Last week, former President George H. W. Bush installed a 33-foot tall, Skystream 3.7 wind turbine to provide energy for the Bush’s Kennebunkport home. The Bushes were courted by Southwest Windpower, one of the forerunners in small-wind innovation, and after looking at the pros and cons, they decided to take the plunge. The turbine is connected to the grid and feeds excess power to the system.
Since the home is their summer home, it will probably have a substantial credit from all the energy they’re feeding into the system during the winter. The Bushes decided to purchase the turbine for financial and environmental reasons, but they’re also setting a good example, too. Via Portland Press Herald.
You may have heard about a huge mall, entertainment, tourist project in central New York called Destiny USA. It’s quite the scheme that’s been in planning for many years. I just caught news of some of their phase I and II plans for green building and energy. For the 1.3 million sf Phase I, they retained Tangarie Energy to place sixteen, 5 kW drill-bit shaped wind turbines in the parking lot, which will produce roughly 64,000 – 84,000 kW hours of clean energy. They also want to be 100% fossil fuel free and energy efficient, so we’ll probably hear more specific details in the future. The turbines are designed to work well in lower wind speeds and should provide about 30% of their energy needs.
Phase II will start in 2009. For that, they’re planning a 1,300+ key hotel tower and conference facility, which will be built to LEED Platinum certification. The unique looking hotel project, shaped almost like blades of grass, will generate electricity from its solar panel facade and hydro-electric turbines (using rainwater collected on the roof). Once finished in 2012, it is planned to be the tallest building in upstate New York.
The first Gold certified LEED-H home in Illinois is built from the renovation of an old neighborhood tavern. The 3,800 square foot building is used by the owners as both a residence and as the offices of their company: Smog Veil Records. The label has adopted an "eco-friendly" set of principles, and the owners felt their home/office ought to reflect those values as well. Daylighting, recycled materials, and efficient appliances were all part of this project. Inside, some of the floors are made of a terrazzo made from recycled glass and chunks of old vinyl records. (That's probably the only kind of vinyl flooring anyone should have.)
With the price of oil at $95 a barrel, economists estimate that U.S. households will spend an additional $90 billion on costlier gasoline. Estimating our population at 300 million, that’s an average of $300 per person. Between my wife and I, that means we’re giving up $600 of our economic pie to the recently increased cost of transportation, on average.

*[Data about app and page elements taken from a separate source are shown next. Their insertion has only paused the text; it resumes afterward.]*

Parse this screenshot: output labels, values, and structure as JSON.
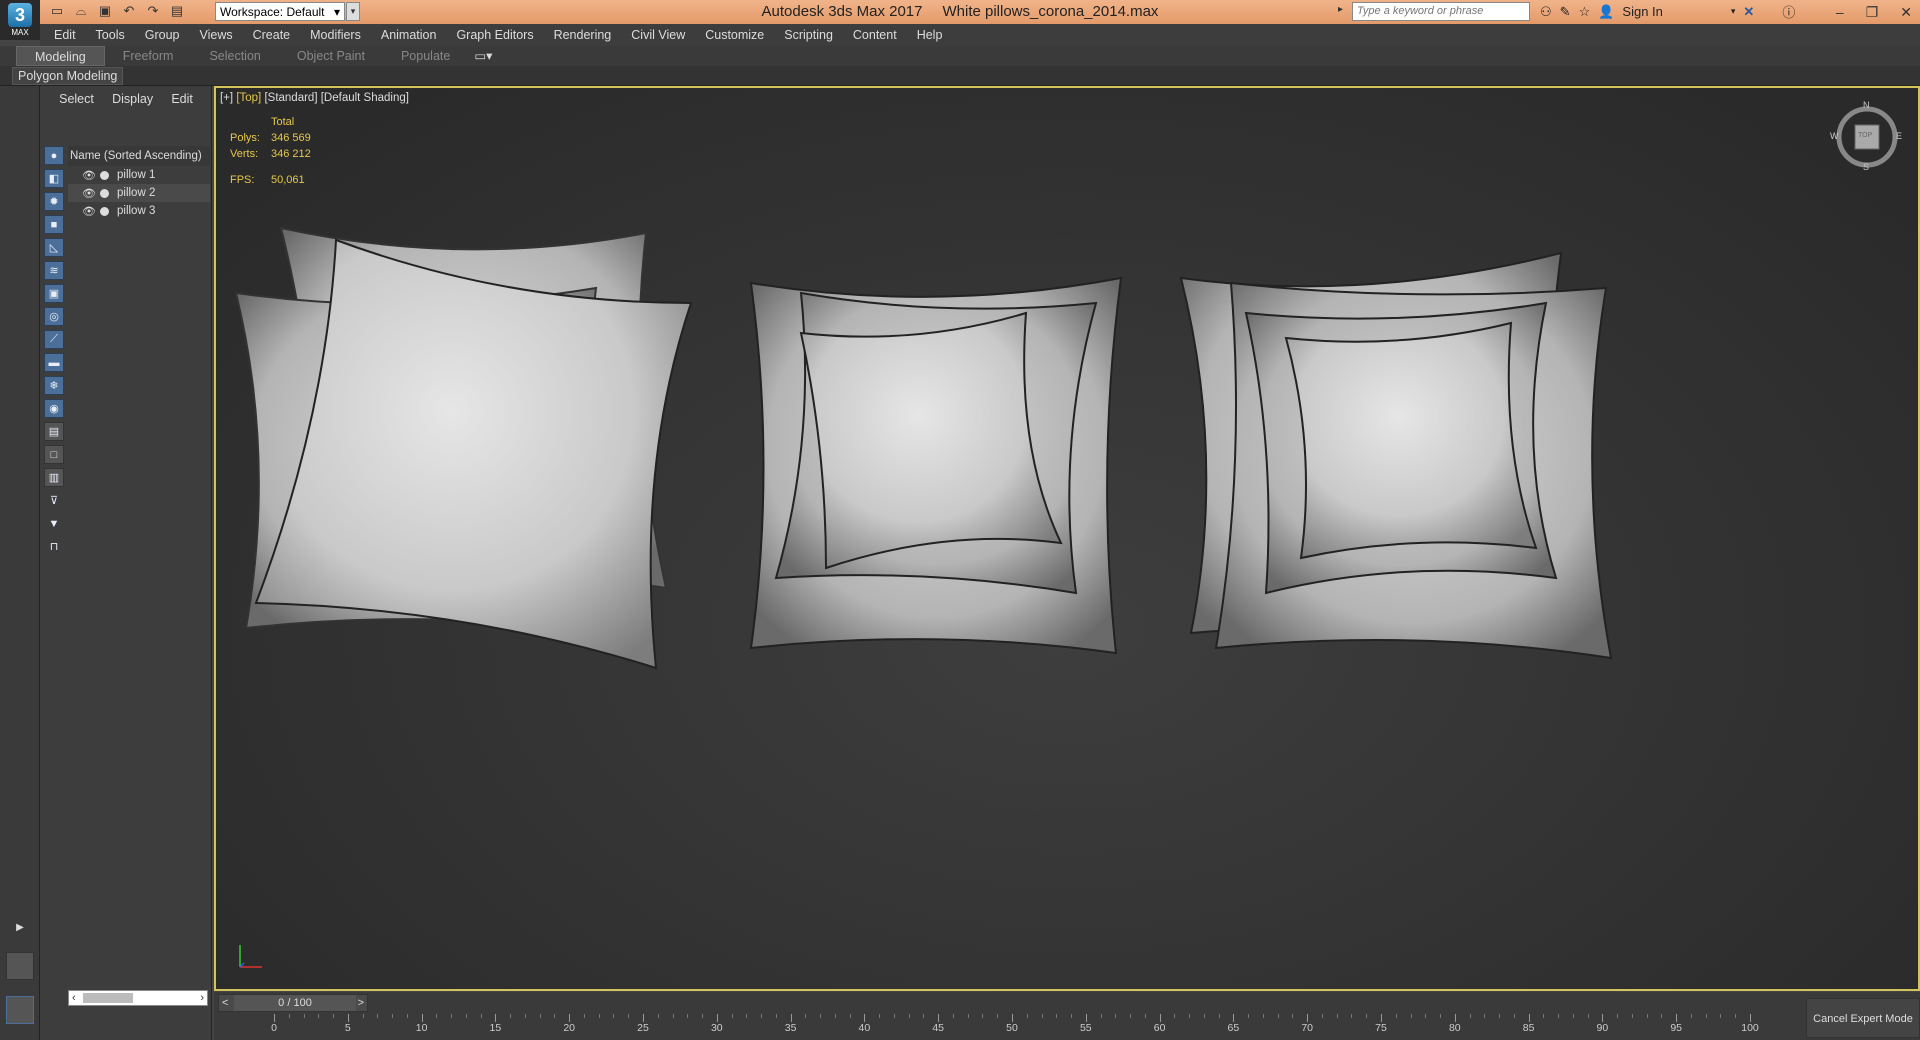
{
  "app": {
    "name": "Autodesk 3ds Max 2017",
    "file": "White pillows_corona_2014.max",
    "logo_letter": "3",
    "logo_sub": "MAX"
  },
  "workspace": {
    "label": "Workspace: Default"
  },
  "search": {
    "placeholder": "Type a keyword or phrase"
  },
  "signin": "Sign In",
  "menu": [
    "Edit",
    "Tools",
    "Group",
    "Views",
    "Create",
    "Modifiers",
    "Animation",
    "Graph Editors",
    "Rendering",
    "Civil View",
    "Customize",
    "Scripting",
    "Content",
    "Help"
  ],
  "ribbon_tabs": [
    "Modeling",
    "Freeform",
    "Selection",
    "Object Paint",
    "Populate"
  ],
  "ribbon_panel": "Polygon Modeling",
  "scene_explorer": {
    "tabs": [
      "Select",
      "Display",
      "Edit"
    ],
    "column": "Name (Sorted Ascending)",
    "items": [
      "pillow 1",
      "pillow 2",
      "pillow 3"
    ]
  },
  "viewport": {
    "label_plus": "[+]",
    "label_view": "[Top]",
    "label_std": "[Standard]",
    "label_shading": "[Default Shading]",
    "stats_header": "Total",
    "polys_label": "Polys:",
    "polys": "346 569",
    "verts_label": "Verts:",
    "verts": "346 212",
    "fps_label": "FPS:",
    "fps": "50,061",
    "cube_n": "N",
    "cube_s": "S",
    "cube_e": "E",
    "cube_w": "W",
    "cube_face": "TOP"
  },
  "timeline": {
    "frame": "0 / 100",
    "prev": "<",
    "next": ">",
    "ticks": [
      "0",
      "5",
      "10",
      "15",
      "20",
      "25",
      "30",
      "35",
      "40",
      "45",
      "50",
      "55",
      "60",
      "65",
      "70",
      "75",
      "80",
      "85",
      "90",
      "95",
      "100"
    ]
  },
  "cancel_expert": "Cancel Expert Mode",
  "colors": {
    "title_bar": "#e9a679",
    "viewport_border": "#d4c25a",
    "stats_text": "#e6c84a"
  }
}
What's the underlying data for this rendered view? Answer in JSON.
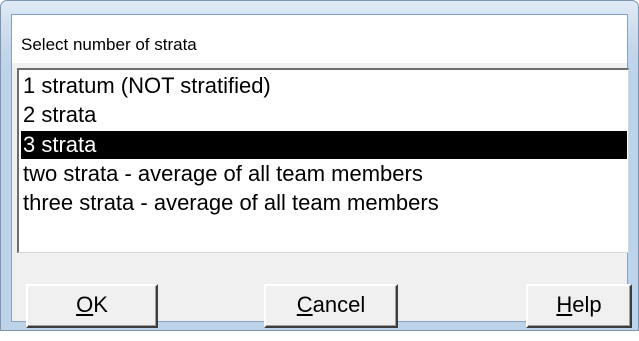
{
  "dialog": {
    "title": "Select number of strata"
  },
  "list": {
    "items": [
      {
        "label": "1 stratum (NOT stratified)",
        "selected": false
      },
      {
        "label": "2 strata",
        "selected": false
      },
      {
        "label": "3 strata",
        "selected": true
      },
      {
        "label": "two strata - average of all team members",
        "selected": false
      },
      {
        "label": "three strata - average of all team members",
        "selected": false
      }
    ]
  },
  "buttons": {
    "ok": {
      "mnemonic": "O",
      "rest": "K"
    },
    "cancel": {
      "mnemonic": "C",
      "rest": "ancel"
    },
    "help": {
      "mnemonic": "H",
      "rest": "elp"
    }
  }
}
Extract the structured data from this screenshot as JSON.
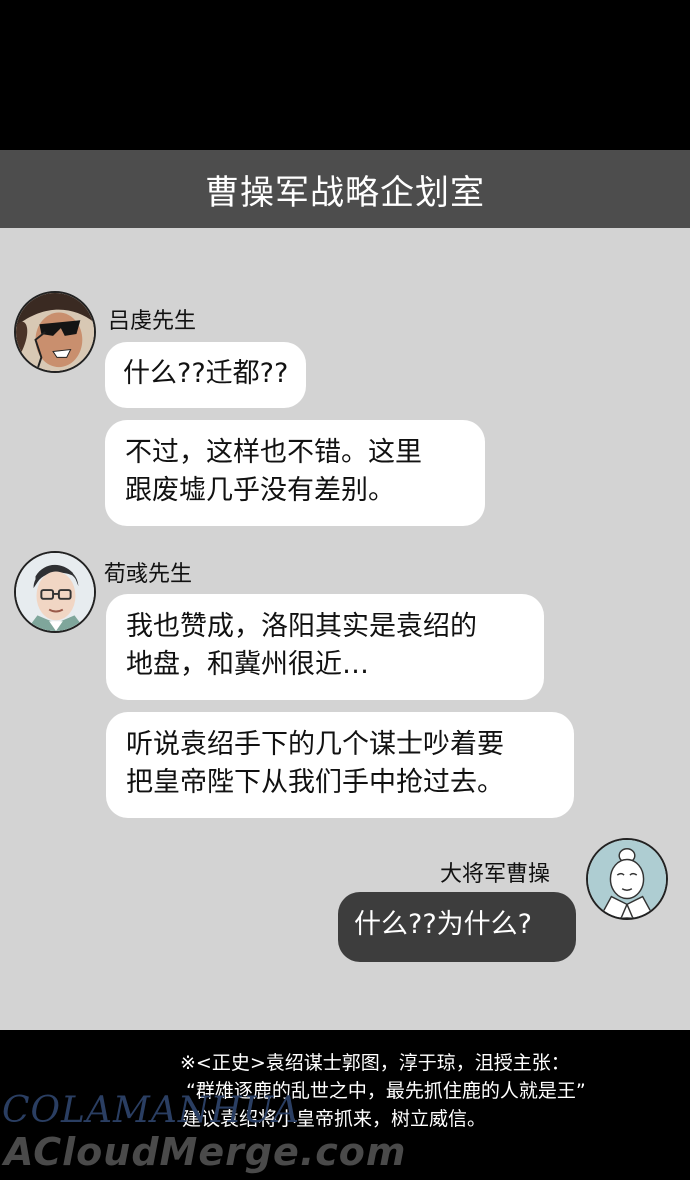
{
  "header": {
    "title": "曹操军战略企划室"
  },
  "messages": {
    "lu": {
      "name": "吕虔先生",
      "avatar_icon": "man-with-sunglasses-avatar-icon",
      "bubble1": "什么??迁都??",
      "bubble2_line1": "不过，这样也不错。这里",
      "bubble2_line2": "跟废墟几乎没有差别。"
    },
    "xun": {
      "name": "荀彧先生",
      "avatar_icon": "man-with-glasses-avatar-icon",
      "bubble1_line1": "我也赞成，洛阳其实是袁绍的",
      "bubble1_line2": "地盘，和冀州很近…",
      "bubble2_line1": "听说袁绍手下的几个谋士吵着要",
      "bubble2_line2": "把皇帝陛下从我们手中抢过去。"
    },
    "cao": {
      "name": "大将军曹操",
      "avatar_icon": "man-in-robe-avatar-icon",
      "bubble1": "什么??为什么?"
    }
  },
  "footnote": {
    "line1": "※<正史>袁绍谋士郭图，淳于琼，沮授主张：",
    "line2": "“群雄逐鹿的乱世之中，最先抓住鹿的人就是王”",
    "line3": "建议袁绍将小皇帝抓来，树立威信。"
  },
  "watermark": {
    "line1": "COLAMANHUA",
    "line2": "ACloudMerge.com"
  },
  "colors": {
    "header_bg": "#4d4d4d",
    "chat_bg": "#d3d3d3",
    "self_bubble": "#3d3d3d"
  }
}
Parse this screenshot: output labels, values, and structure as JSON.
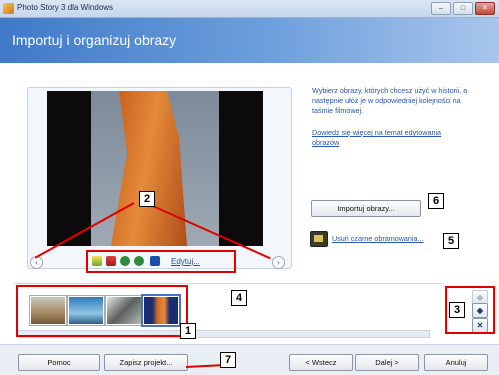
{
  "window": {
    "title": "Photo Story 3 dla Windows",
    "minimize": "–",
    "maximize": "□",
    "close": "✕"
  },
  "header": {
    "title": "Importuj i organizuj obrazy"
  },
  "info": {
    "text": "Wybierz obrazy, których chcesz użyć w historii, a następnie ułóż je w odpowiedniej kolejności na taśmie filmowej.",
    "link": "Dowiedz się więcej na temat edytowania obrazów"
  },
  "viewer": {
    "prev_arrow": "‹",
    "next_arrow": "›",
    "edit_label": "Edytuj..."
  },
  "buttons": {
    "import": "Importuj obrazy...",
    "remove_black": "Usuń czarne obramowania...",
    "help": "Pomoc",
    "save_project": "Zapisz projekt...",
    "back": "< Wstecz",
    "next": "Dalej >",
    "cancel": "Anuluj"
  },
  "side": {
    "up": "◆",
    "left": "◆",
    "delete": "✕"
  },
  "callouts": [
    "1",
    "2",
    "3",
    "4",
    "5",
    "6",
    "7"
  ],
  "colors": {
    "header": "#3f79c8",
    "link": "#2a56b0",
    "annotation": "#e00000"
  }
}
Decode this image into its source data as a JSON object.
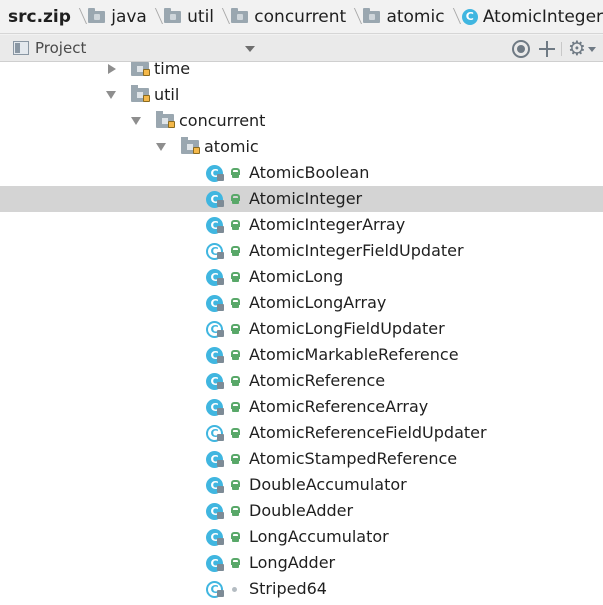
{
  "breadcrumb": {
    "items": [
      {
        "label": "src.zip",
        "icon": "archive"
      },
      {
        "label": "java",
        "icon": "folder-icon"
      },
      {
        "label": "util",
        "icon": "folder-icon"
      },
      {
        "label": "concurrent",
        "icon": "folder-icon"
      },
      {
        "label": "atomic",
        "icon": "folder-icon"
      },
      {
        "label": "AtomicInteger",
        "icon": "class-icon"
      }
    ]
  },
  "toolbar": {
    "view_label": "Project",
    "icons": [
      "locate-icon",
      "collapse-all-icon",
      "settings-icon"
    ]
  },
  "tree": {
    "packages": [
      {
        "label": "time",
        "expanded": false
      },
      {
        "label": "util",
        "expanded": true
      },
      {
        "label": "concurrent",
        "expanded": true
      },
      {
        "label": "atomic",
        "expanded": true
      }
    ],
    "classes": [
      {
        "label": "AtomicBoolean",
        "kind": "class"
      },
      {
        "label": "AtomicInteger",
        "kind": "class",
        "selected": true
      },
      {
        "label": "AtomicIntegerArray",
        "kind": "class"
      },
      {
        "label": "AtomicIntegerFieldUpdater",
        "kind": "abstract"
      },
      {
        "label": "AtomicLong",
        "kind": "class"
      },
      {
        "label": "AtomicLongArray",
        "kind": "class"
      },
      {
        "label": "AtomicLongFieldUpdater",
        "kind": "abstract"
      },
      {
        "label": "AtomicMarkableReference",
        "kind": "class"
      },
      {
        "label": "AtomicReference",
        "kind": "class"
      },
      {
        "label": "AtomicReferenceArray",
        "kind": "class"
      },
      {
        "label": "AtomicReferenceFieldUpdater",
        "kind": "abstract"
      },
      {
        "label": "AtomicStampedReference",
        "kind": "class"
      },
      {
        "label": "DoubleAccumulator",
        "kind": "class"
      },
      {
        "label": "DoubleAdder",
        "kind": "class"
      },
      {
        "label": "LongAccumulator",
        "kind": "class"
      },
      {
        "label": "LongAdder",
        "kind": "class"
      },
      {
        "label": "Striped64",
        "kind": "abstract"
      }
    ]
  },
  "colors": {
    "class_icon": "#40b6e0",
    "public_lock": "#59a869",
    "selection": "#d4d4d4",
    "folder": "#9aa7b0"
  }
}
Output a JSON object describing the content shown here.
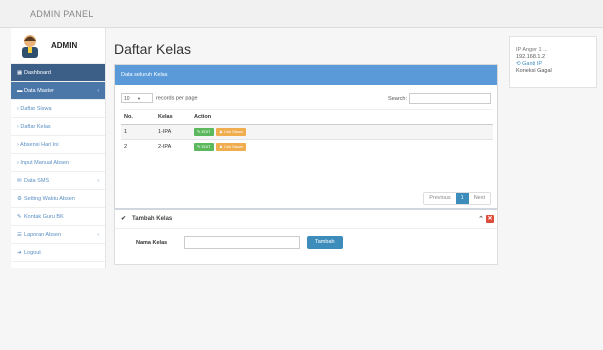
{
  "brand": {
    "title": "ADMIN PANEL"
  },
  "sidebar": {
    "admin_name": "ADMIN",
    "items": [
      {
        "label": "Dashboard",
        "icon": "grid-icon"
      },
      {
        "label": "Data Master",
        "icon": "folder-icon"
      },
      {
        "label": "› Daftar Siswa"
      },
      {
        "label": "› Daftar Kelas"
      },
      {
        "label": "› Absensi Hari Ini"
      },
      {
        "label": "› Input Manual Absen"
      },
      {
        "label": "Data SMS",
        "icon": "envelope-icon"
      },
      {
        "label": "Setting Waktu Absen",
        "icon": "gear-icon"
      },
      {
        "label": "Kontak Guru BK",
        "icon": "edit-icon"
      },
      {
        "label": "Laporan Absen",
        "icon": "users-icon"
      },
      {
        "label": "Logout",
        "icon": "logout-icon"
      }
    ]
  },
  "main": {
    "title": "Daftar Kelas",
    "panel_title": "Data seluruh Kelas",
    "length_value": "10",
    "length_suffix": "records per page",
    "search_label": "Search:",
    "columns": [
      "No.",
      "Kelas",
      "Action"
    ],
    "rows": [
      {
        "no": "1",
        "kelas": "1-IPA",
        "edit": "EDIT",
        "siswa": "Cek Siswa"
      },
      {
        "no": "2",
        "kelas": "2-IPA",
        "edit": "EDIT",
        "siswa": "Cek Siswa"
      }
    ],
    "pager": {
      "prev": "Previous",
      "page": "1",
      "next": "Next"
    }
  },
  "tambah": {
    "title": "Tambah Kelas",
    "label": "Nama Kelas",
    "input_value": "",
    "button": "Tambah"
  },
  "rightbox": {
    "line1": "IP Anger 1 ...",
    "line2": "192.168.1.2",
    "line3": "Ganti IP",
    "line4": "Koneksi Gagal"
  },
  "colors": {
    "nav_dark": "#3b5f87",
    "nav_active": "#4a77a8",
    "panel_header": "#5a9ad9",
    "edit_button": "#5cb85c",
    "siswa_button": "#f0ad4e",
    "close_button": "#dd4b39",
    "primary": "#3c8dbc"
  }
}
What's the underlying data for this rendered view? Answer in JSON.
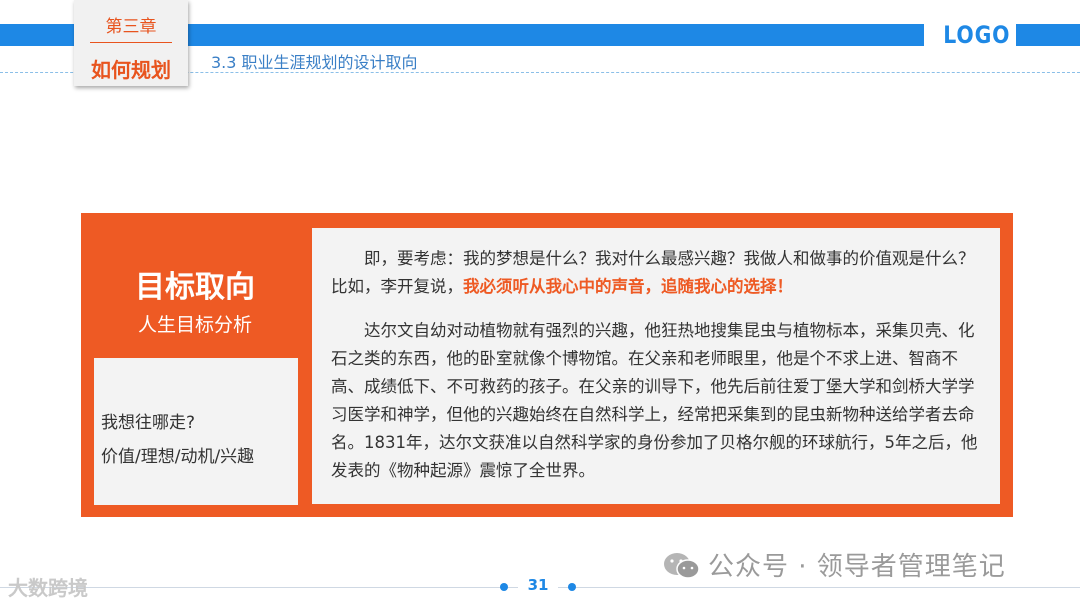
{
  "header": {
    "chapter_number": "第三章",
    "chapter_title": "如何规划",
    "section_title": "3.3 职业生涯规划的设计取向",
    "logo_text": "LOGO"
  },
  "card": {
    "title": "目标取向",
    "subtitle": "人生目标分析",
    "side_lines": [
      "我想往哪走?",
      "价值/理想/动机/兴趣"
    ],
    "para1_text": "即，要考虑：我的梦想是什么？我对什么最感兴趣？我做人和做事的价值观是什么？比如，李开复说，",
    "para1_highlight": "我必须听从我心中的声音，追随我心的选择！",
    "para2_text": "达尔文自幼对动植物就有强烈的兴趣，他狂热地搜集昆虫与植物标本，采集贝壳、化石之类的东西，他的卧室就像个博物馆。在父亲和老师眼里，他是个不求上进、智商不高、成绩低下、不可救药的孩子。在父亲的训导下，他先后前往爱丁堡大学和剑桥大学学习医学和神学，但他的兴趣始终在自然科学上，经常把采集到的昆虫新物种送给学者去命名。1831年，达尔文获准以自然科学家的身份参加了贝格尔舰的环球航行，5年之后，他发表的《物种起源》震惊了全世界。"
  },
  "footer": {
    "page_number": "31",
    "watermark": "公众号 · 领导者管理笔记",
    "source_mark": "大数跨境"
  },
  "colors": {
    "accent_blue": "#1e88e5",
    "accent_orange": "#ee5a24"
  }
}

It’s nice to hear about companies that stretch just to get the LEED Platinum certification, especially when it’s easier to go ‘certified’ and brandish that certification like it’s a shiny, new, plug-in hybrid. Half-Moon Outfitters received the Platinum certification in the middle of the summer for their 9,600 sf distribution center in North Charleston, South Carolina. They went for Platinum under the LEED-NC 2.2 system, and more importantly, they didn’t skimp in the energy and atmosphere category, opting instead to rack up ten points. The distribution center was formerly an old Piggly Wiggly store, but it’s been through what could be the greenest renovation in the country. It’s now a super green, corporate office and distribution center.
Here’s what they did: First, they installed two 1550 gallon storage tanks, which combined with the water efficient fixtures and native landscaping, helped them use about 78% less domestic potable water than a conventional building. Second, they added insulation throughout the building and installed both a 4,900-watt photovoltaic system and 19 SEER efficient Lennox heat pump system. Third, they switched to energy-efficient fluorescent lamps and found ways to benefit from the building’s east-west orientation (passive and active solar strategies). Nice work!